P = Plop. Score team members’ comments “P” when they stop the development of the previous speaker’s ideas, but more quietly, passively than a Kill. When team members Plop another team member’s idea, they often ignore what the first team member said, change the subject and then assert their own idea or opinion.
Why Increase Your Team’s “Develops”?
The most effective teams consistently score a large proportion of Develops, and few Kills or Plops in their discussions. It’s important for project teams to increase their proportion of “Develops” in group discussions because actively engaging, developing another team member’s idea:
- is often the only way for any team member to fully recognize the impacts the idea may have on his / her own work.

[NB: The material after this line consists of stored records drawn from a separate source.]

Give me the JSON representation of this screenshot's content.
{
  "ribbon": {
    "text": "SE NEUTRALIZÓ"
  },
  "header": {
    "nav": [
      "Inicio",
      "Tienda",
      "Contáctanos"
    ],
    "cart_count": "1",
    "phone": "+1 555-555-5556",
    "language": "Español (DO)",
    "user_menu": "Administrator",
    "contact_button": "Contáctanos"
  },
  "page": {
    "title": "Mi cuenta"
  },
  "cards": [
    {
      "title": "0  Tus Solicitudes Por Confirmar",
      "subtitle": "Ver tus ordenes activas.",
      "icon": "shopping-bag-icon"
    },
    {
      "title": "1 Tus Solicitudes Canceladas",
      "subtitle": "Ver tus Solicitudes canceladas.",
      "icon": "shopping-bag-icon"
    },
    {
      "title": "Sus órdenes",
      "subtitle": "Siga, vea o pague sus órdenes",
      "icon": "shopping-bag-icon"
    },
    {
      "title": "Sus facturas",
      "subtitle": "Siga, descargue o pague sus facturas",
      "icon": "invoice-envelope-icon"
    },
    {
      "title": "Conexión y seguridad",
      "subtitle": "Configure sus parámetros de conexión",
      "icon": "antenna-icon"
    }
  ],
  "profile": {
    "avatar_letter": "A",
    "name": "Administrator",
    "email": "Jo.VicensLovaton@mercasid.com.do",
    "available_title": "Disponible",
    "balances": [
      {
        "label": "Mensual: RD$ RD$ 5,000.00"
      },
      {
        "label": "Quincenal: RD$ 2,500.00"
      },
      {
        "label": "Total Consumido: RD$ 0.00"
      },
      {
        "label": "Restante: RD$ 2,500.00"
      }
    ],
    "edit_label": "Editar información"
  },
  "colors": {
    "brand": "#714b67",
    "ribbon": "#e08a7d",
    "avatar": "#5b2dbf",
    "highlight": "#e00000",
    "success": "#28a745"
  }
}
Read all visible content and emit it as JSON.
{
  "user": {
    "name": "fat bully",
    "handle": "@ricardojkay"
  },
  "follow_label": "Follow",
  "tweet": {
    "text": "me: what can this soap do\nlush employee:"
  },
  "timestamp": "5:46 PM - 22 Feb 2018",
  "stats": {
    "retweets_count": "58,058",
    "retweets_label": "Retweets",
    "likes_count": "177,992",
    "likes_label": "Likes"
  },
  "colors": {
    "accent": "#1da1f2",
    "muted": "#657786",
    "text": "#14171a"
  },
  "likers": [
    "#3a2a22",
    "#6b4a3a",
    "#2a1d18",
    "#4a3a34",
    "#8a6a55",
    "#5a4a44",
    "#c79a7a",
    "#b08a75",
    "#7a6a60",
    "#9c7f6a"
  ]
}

- delivers on the potential of cross-functional teams to develop real cross-functional solutions, not just compromises or work-arounds.
- has the potential to achieve team solutions that demonstrate synergy, the kind of 1+1=3 results that groups can achieve developing ideas. When team members develop each others’ ideas, the team usually devises solutions that no one team member could have devised alone.
Four Ways to Increase Your Project Team’s Idea Development
Project teams can increase the quantity and quality of their Development of team members’ ideas by:
- Scoring D / K / P. Simply recognizing and discussing their Develop, Kill, and Plop scores helps them increase their proportion of Develops. Having learned the meaning of the labels, team members use them like “foul” calls to let others know when they think their ideas are being killed or plopped.
- Active Listening begins with team members “bracketing” their own opinions, putting them aside for a few minutes in order to engage others’ ideas. Instead of quickly responding that they disagree with another team member’s idea, they might say, “You sound committed to that point of view,” or “To you, it seems like we need to take a different course of action.”
- Imagining Out Loud provides a more advanced approach to developing others’ ideas. In this, team members “imagine out loud” next steps, metaphors, or images relating to the initial team members’ idea.
- Yes-And is the approach used in training for improvisation skills. In this, the listener enthusiastically responds “Yes and” to the other person’s idea and then takes the person’s idea to a creative, often surprising next step. (Del Close, the Improv expert who trained many of the original Saturday Night Live cast, provides a useful and entertaining description of the Yes-And approach in his book Truth In Comedy.)
It’s important to note that the effectiveness of all these techniques depends not so much on specific formulas for wording. The techniques’ effectiveness requires that the person using them shift from the typical “Kill” impulse to a real effort to listen with an open mind and work with an idea that they may disagree with.
Samples of these Active Listening, Imagining Out Loud, and Yes-And responses to a Statistician’s idea, “I think we need a much larger sample size” are:
Active Listening: “You sound concerned.”
Imagining Out Loud: “So, you’re thinking a small sample would jeopardize all our good work so far.”
Yes-And: “Yes, and if we enlarged the sample, we could also test more effectively for side effects as well as for efficacy.”
Any of these approaches develop the idea, adding new insights and opinions much more than the typical “Kill” response: “That’s ridiculous. You’re just being overly cautious.”
This is the fourth of a four-part series on improving project teams. Parts 1 and 2 described the predictable, recurring problems project teams encounter. This post and Part 3 detail actions project teams can take to improve decision-making and problem solving.
Director of the Biotech Leadership Institute William Ronco, Ph.D. ([email protected]), consults on leadership, communications, team, and partnering performance in pharmaceutical, biotech, and science organizations.